## [EXERCISE DIRECTIONS]
Identify each line below containing the string "true" and copy it.

## [DATA FOR THIS TASK]

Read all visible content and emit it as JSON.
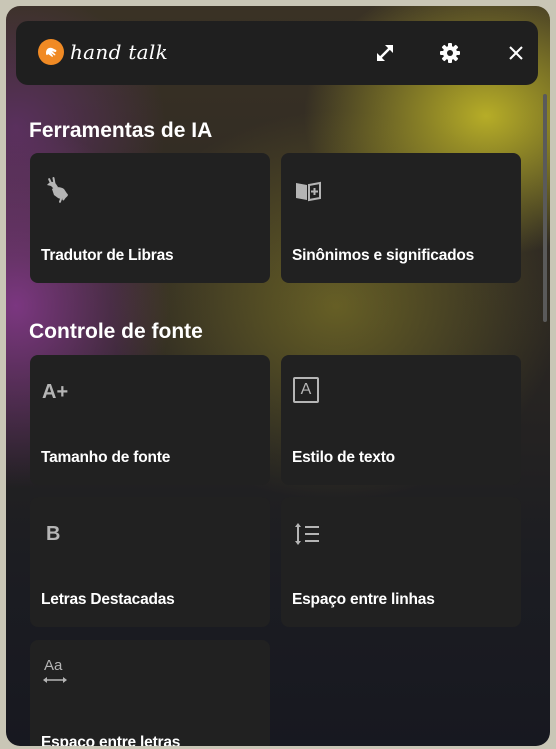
{
  "brand": {
    "name": "hand talk",
    "accent": "#f08a24"
  },
  "header": {
    "expand_icon": "expand-arrows-icon",
    "settings_icon": "gear-icon",
    "close_icon": "close-icon"
  },
  "sections": {
    "ai_tools": {
      "title": "Ferramentas de IA",
      "cards": [
        {
          "label": "Tradutor de Libras",
          "icon": "sign-language-hands-icon"
        },
        {
          "label": "Sinônimos e significados",
          "icon": "book-plus-icon"
        }
      ]
    },
    "font_control": {
      "title": "Controle de fonte",
      "cards": [
        {
          "label": "Tamanho de fonte",
          "icon": "font-size-increase-icon",
          "glyph": "A+"
        },
        {
          "label": "Estilo de texto",
          "icon": "text-style-icon",
          "glyph": "A"
        },
        {
          "label": "Letras Destacadas",
          "icon": "bold-icon",
          "glyph": "B"
        },
        {
          "label": "Espaço entre linhas",
          "icon": "line-spacing-icon"
        },
        {
          "label": "Espaço entre letras",
          "icon": "letter-spacing-icon",
          "glyph": "Aa"
        }
      ]
    }
  }
}
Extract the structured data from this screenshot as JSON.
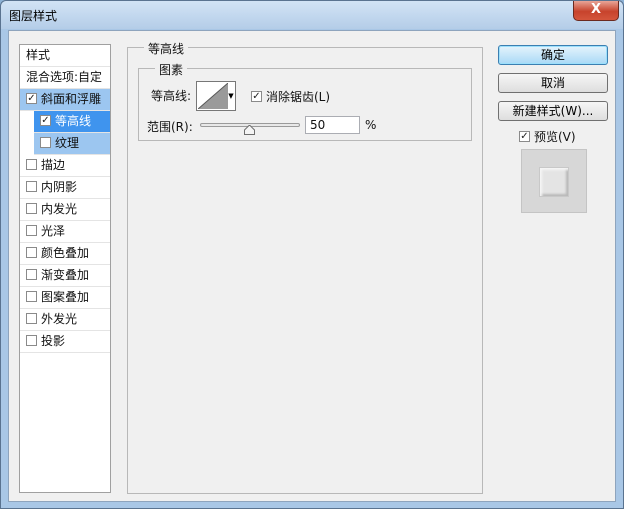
{
  "window": {
    "title": "图层样式",
    "close_label": "X"
  },
  "styles_panel": {
    "header": "样式",
    "blend_options": "混合选项:自定",
    "items": [
      {
        "label": "斜面和浮雕",
        "checked": true
      },
      {
        "label": "等高线",
        "checked": true
      },
      {
        "label": "纹理",
        "checked": false
      },
      {
        "label": "描边",
        "checked": false
      },
      {
        "label": "内阴影",
        "checked": false
      },
      {
        "label": "内发光",
        "checked": false
      },
      {
        "label": "光泽",
        "checked": false
      },
      {
        "label": "颜色叠加",
        "checked": false
      },
      {
        "label": "渐变叠加",
        "checked": false
      },
      {
        "label": "图案叠加",
        "checked": false
      },
      {
        "label": "外发光",
        "checked": false
      },
      {
        "label": "投影",
        "checked": false
      }
    ]
  },
  "contour_panel": {
    "group_title": "等高线",
    "subgroup_title": "图素",
    "contour_label": "等高线:",
    "anti_alias_label": "消除锯齿(L)",
    "anti_alias_checked": true,
    "range_label": "范围(R):",
    "range_value": "50",
    "range_unit": "%"
  },
  "buttons": {
    "ok": "确定",
    "cancel": "取消",
    "new_style": "新建样式(W)..."
  },
  "preview": {
    "label": "预览(V)",
    "checked": true
  },
  "colors": {
    "selected_row": "#3f94ee",
    "selected_parent": "#9cc6f0"
  }
}
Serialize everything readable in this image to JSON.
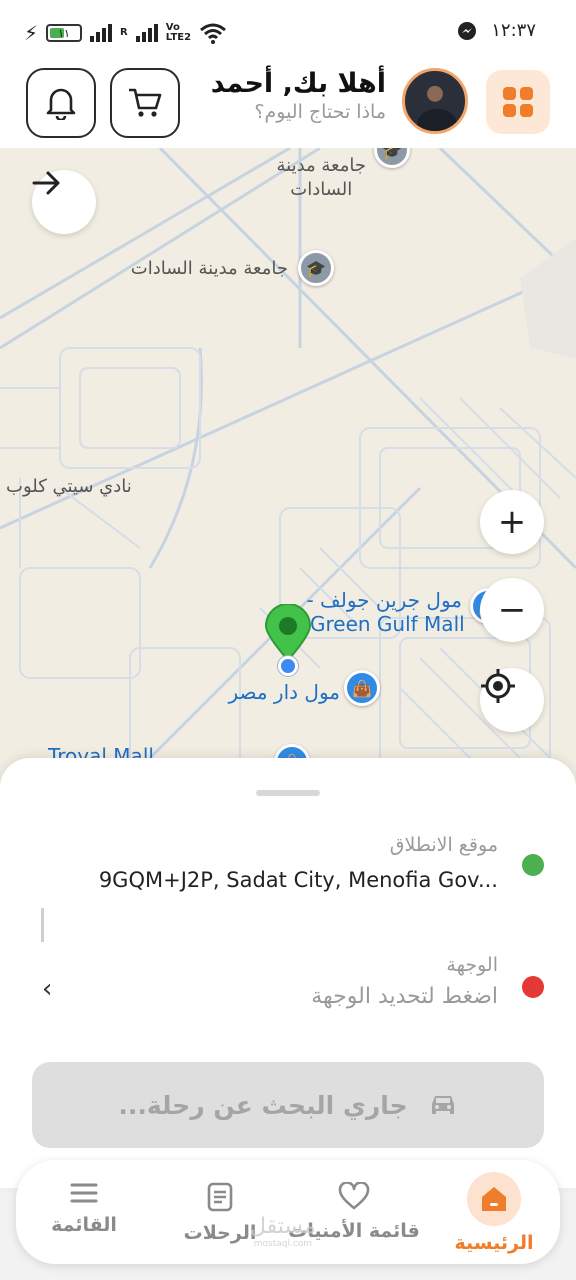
{
  "status_bar": {
    "battery": "١١",
    "network_r": "R",
    "volte_top": "Vo",
    "volte_bottom": "LTE2",
    "time": "١٢:٣٧"
  },
  "header": {
    "greeting": "أهلا بك, أحمد",
    "subtitle": "ماذا تحتاج اليوم؟",
    "accent_color": "#f07d2a"
  },
  "map": {
    "labels": {
      "university_top_line1": "جامعة مدينة",
      "university_top_line2": "السادات",
      "university_main": "جامعة مدينة السادات",
      "club": "نادي سيتي كلوب",
      "green_gulf_ar": "مول جرين جولف -",
      "green_gulf_en": "Green Gulf Mall",
      "dar_misr": "مول دار مصر",
      "troyal": "Troyal Mall"
    },
    "controls": {
      "zoom_in": "+",
      "zoom_out": "−"
    }
  },
  "trip": {
    "pickup_label": "موقع الانطلاق",
    "pickup_value": "9GQM+J2P, Sadat City, Menofia Gov...",
    "destination_label": "الوجهة",
    "destination_placeholder": "اضغط لتحديد الوجهة",
    "pickup_color": "#4caf50",
    "destination_color": "#e53935",
    "search_button": "جاري البحث عن رحلة..."
  },
  "bottom_nav": {
    "home": "الرئيسية",
    "wishlist": "قائمة الأمنيات",
    "trips": "الرحلات",
    "menu": "القائمة"
  },
  "watermark": {
    "main": "مستقل",
    "sub": "mostaql.com"
  }
}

## [SOLUTION FOR THIS PROBLEM]
        "checked": true
        "checked": true
    "anti_alias_checked": true,
    "checked": true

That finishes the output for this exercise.